However, beyond naming and shaming of dictators all over the continent, Obama, and his administration understood that the process of democratization in Africa is a daunting task that could not be installed by someone’s wish from abroad. Hence, while appeasing strong regimes in Africa, his administration preferred to invest in the future of the continent and its possible future leaders. That is why Obama’s Africa legacy looks promising to the future than today. In other words, the Obama administration preferred to invest in young people like me than taking a direct diplomatic measure against the regime that put me and my collogues in jail for the mere fact that it didn’t like us. Is that a fair way of engagement? Only time will tell.
I remember the excitement and the joy of one-thousand of my peers from forty-nine African countries on August 03, 2016. An excitement of being in the same room with President Obama. A joy of thankfulness. It was the end of six weeks training and exposure in forty US higher educational institutions, which is a life changing experience. President Obama spoke at the closing ceremony and the whole mood was so inspirational. It was a moment of one thousand young Africans showing respect and admiration for him. Attending the lavish ceremony, I felt the true African legacy of Obama: pure inspiration; an inspiration that will remain in me for years to come. It was an inspiration for many to be passionate in their struggle for a better life in a better world. It is a legacy of passion.
Obama’s Africa legacy in post-Obama
The fact that America’s optimism in Obama failed to match expectations has resulted in ‘voters’ flight’ to a very strange candidate. By the same token, Obama’s inaction to meet what was expected of him has resulted in ‘fans’ flight’ in Africa. The protest votes that went to President-elect Donald Trump on November 09, 2016 during the simulated election in Addis Abeba were the manifestations of the mood by those who felt neglected by the Obama administration.
However, if we see what the future is loading, it looks unfair to despise Obama and protest against him.

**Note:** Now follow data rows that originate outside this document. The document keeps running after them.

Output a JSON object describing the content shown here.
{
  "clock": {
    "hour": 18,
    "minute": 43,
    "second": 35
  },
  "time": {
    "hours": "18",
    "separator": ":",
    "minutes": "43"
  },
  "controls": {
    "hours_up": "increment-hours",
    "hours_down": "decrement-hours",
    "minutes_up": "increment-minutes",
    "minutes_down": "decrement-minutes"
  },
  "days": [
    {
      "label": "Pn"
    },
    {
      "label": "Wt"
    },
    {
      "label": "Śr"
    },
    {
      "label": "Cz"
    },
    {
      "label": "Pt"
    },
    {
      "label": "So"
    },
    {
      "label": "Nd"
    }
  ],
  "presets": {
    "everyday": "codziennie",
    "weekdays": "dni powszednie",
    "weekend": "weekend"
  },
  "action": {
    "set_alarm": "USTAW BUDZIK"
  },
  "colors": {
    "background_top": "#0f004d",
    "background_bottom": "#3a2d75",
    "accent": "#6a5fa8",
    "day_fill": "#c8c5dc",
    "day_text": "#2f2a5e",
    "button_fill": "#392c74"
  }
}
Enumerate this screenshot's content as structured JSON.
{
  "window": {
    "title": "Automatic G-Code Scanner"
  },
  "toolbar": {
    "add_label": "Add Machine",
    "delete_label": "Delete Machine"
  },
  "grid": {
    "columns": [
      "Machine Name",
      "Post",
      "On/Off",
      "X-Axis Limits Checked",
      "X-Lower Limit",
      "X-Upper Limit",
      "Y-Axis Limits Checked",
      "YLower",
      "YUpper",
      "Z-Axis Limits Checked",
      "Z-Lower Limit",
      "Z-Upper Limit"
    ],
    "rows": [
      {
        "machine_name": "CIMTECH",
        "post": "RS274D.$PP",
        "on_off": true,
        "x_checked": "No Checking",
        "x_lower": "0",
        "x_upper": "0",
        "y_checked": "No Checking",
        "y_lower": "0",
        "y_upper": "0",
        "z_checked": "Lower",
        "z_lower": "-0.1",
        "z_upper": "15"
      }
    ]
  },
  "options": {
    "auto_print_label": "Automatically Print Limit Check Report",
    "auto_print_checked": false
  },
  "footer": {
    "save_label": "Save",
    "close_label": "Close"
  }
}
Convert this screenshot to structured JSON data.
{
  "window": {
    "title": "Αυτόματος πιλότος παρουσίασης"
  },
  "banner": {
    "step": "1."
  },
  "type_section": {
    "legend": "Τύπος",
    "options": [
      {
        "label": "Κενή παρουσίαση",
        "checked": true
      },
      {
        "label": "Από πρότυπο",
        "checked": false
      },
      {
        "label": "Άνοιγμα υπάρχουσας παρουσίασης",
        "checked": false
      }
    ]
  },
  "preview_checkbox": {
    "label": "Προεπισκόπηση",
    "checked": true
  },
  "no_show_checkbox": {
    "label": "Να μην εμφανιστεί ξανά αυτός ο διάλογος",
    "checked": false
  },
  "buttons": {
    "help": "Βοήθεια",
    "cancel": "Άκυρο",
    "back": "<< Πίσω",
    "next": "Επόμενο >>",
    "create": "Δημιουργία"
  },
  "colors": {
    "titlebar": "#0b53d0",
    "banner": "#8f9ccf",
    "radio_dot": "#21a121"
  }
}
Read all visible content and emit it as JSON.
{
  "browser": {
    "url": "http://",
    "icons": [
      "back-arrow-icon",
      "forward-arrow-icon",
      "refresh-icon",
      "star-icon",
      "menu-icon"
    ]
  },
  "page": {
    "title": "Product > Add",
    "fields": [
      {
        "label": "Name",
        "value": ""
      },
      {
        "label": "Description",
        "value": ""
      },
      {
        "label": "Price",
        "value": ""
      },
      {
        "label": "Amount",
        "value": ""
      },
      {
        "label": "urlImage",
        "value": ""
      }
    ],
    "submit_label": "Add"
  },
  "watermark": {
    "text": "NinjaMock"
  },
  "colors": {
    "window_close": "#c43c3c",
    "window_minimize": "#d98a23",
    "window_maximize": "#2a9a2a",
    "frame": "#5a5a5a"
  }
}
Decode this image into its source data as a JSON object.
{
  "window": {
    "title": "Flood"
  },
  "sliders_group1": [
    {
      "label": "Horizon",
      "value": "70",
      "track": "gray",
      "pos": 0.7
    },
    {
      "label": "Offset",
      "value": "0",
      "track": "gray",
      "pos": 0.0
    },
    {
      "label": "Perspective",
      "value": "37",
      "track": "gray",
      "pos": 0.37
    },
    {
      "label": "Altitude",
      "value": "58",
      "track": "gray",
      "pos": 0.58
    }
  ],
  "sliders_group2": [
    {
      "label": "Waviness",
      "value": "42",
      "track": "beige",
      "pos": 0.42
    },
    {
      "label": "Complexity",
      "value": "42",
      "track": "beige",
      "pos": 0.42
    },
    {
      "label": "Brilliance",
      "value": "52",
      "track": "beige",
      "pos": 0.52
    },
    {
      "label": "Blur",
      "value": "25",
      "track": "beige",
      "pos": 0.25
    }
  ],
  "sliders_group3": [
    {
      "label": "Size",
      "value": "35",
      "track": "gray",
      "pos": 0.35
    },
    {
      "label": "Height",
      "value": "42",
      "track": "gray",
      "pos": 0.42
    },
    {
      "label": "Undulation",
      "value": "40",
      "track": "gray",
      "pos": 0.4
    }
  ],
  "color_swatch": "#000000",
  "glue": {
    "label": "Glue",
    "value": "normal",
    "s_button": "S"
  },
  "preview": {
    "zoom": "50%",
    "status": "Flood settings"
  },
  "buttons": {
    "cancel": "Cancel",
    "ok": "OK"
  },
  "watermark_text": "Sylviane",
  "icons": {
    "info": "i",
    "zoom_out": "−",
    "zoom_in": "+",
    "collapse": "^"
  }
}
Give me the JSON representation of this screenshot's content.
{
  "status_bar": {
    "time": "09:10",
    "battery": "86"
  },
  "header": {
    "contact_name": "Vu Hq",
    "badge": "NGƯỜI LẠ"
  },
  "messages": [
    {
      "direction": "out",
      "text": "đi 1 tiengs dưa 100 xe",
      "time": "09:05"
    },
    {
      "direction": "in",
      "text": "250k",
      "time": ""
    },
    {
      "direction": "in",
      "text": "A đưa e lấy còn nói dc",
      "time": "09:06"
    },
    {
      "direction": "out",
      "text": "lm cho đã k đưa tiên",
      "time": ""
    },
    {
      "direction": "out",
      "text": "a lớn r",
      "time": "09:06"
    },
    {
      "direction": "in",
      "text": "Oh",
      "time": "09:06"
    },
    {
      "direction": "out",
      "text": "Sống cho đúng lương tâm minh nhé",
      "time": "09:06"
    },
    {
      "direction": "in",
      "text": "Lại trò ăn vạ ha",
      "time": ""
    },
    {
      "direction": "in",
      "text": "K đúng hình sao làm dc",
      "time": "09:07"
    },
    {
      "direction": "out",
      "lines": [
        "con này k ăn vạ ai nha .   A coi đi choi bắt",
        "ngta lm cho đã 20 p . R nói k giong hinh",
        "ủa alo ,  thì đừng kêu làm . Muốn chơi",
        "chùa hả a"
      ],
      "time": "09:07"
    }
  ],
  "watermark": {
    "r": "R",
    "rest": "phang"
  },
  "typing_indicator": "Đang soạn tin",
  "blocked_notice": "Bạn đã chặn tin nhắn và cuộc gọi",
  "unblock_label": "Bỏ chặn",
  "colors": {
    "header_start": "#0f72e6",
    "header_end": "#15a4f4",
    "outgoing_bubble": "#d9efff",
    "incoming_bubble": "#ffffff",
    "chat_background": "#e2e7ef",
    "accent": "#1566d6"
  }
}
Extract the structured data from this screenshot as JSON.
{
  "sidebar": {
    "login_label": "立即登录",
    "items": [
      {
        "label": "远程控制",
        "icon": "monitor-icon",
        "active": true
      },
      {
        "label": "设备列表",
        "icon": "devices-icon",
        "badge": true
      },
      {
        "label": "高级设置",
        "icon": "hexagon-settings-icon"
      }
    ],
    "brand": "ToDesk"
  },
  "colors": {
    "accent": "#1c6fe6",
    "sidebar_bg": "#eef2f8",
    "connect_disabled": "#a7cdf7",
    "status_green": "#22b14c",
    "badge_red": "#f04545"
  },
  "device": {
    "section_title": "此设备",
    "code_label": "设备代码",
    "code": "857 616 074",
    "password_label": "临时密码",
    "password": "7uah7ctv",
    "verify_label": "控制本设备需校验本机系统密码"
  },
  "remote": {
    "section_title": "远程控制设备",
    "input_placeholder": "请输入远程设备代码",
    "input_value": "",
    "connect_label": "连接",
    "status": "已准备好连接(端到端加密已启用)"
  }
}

In his January 04, 2016 farewell speech to the armed force, President Obama praised the efforts of the US military in helping Ebola victims in West Africa. He quoted an unnamed West African woman as saying: “We thanked God first and we thanked America second – for carrying about us”. However, at the time, Obama’s effort to send US soldiers to save lives in West Africa has infuriated his successor, Donald Trump. The President-elect called Obama by every name; stupid, delusional failure, nuts, Hypocrite, and stubborn. He even went to the extent of mockingly suggesting enrolling all Africans to ‘ObamaCare’, so that Ebola can be stopped.
And while Obama was praised for lifting the ban on entry to the United States for HIV-positive peoples, which would mainly help Africa since seventy percent of the people who are living with HIV are living in Africa, his successor called for a new ban on entry for everyone from ‘Ebola infested West Africa’.
Eventually, this nativist attitude by the President-elect only speaks loud that Obama’s Africa legacy (which by itself is controversial) is here to fade soon.
But wait, the President-elect himself has actually professed Africa’s tremendous potential. Back in 2013, President-elect Trump was asked, “Why does [he] hate Africa so much?” His response was short, “I don’t-tremendous potential!” AS
Ed’s Note: Zelalem Kibret is a 2016 Mandela Washington Fellow and currently a Residence in Scholar at the Center for Human Rights and Global Justice at New York University. He tweets at @zelalemibret
Cover Photo: Reuters/Jason Reed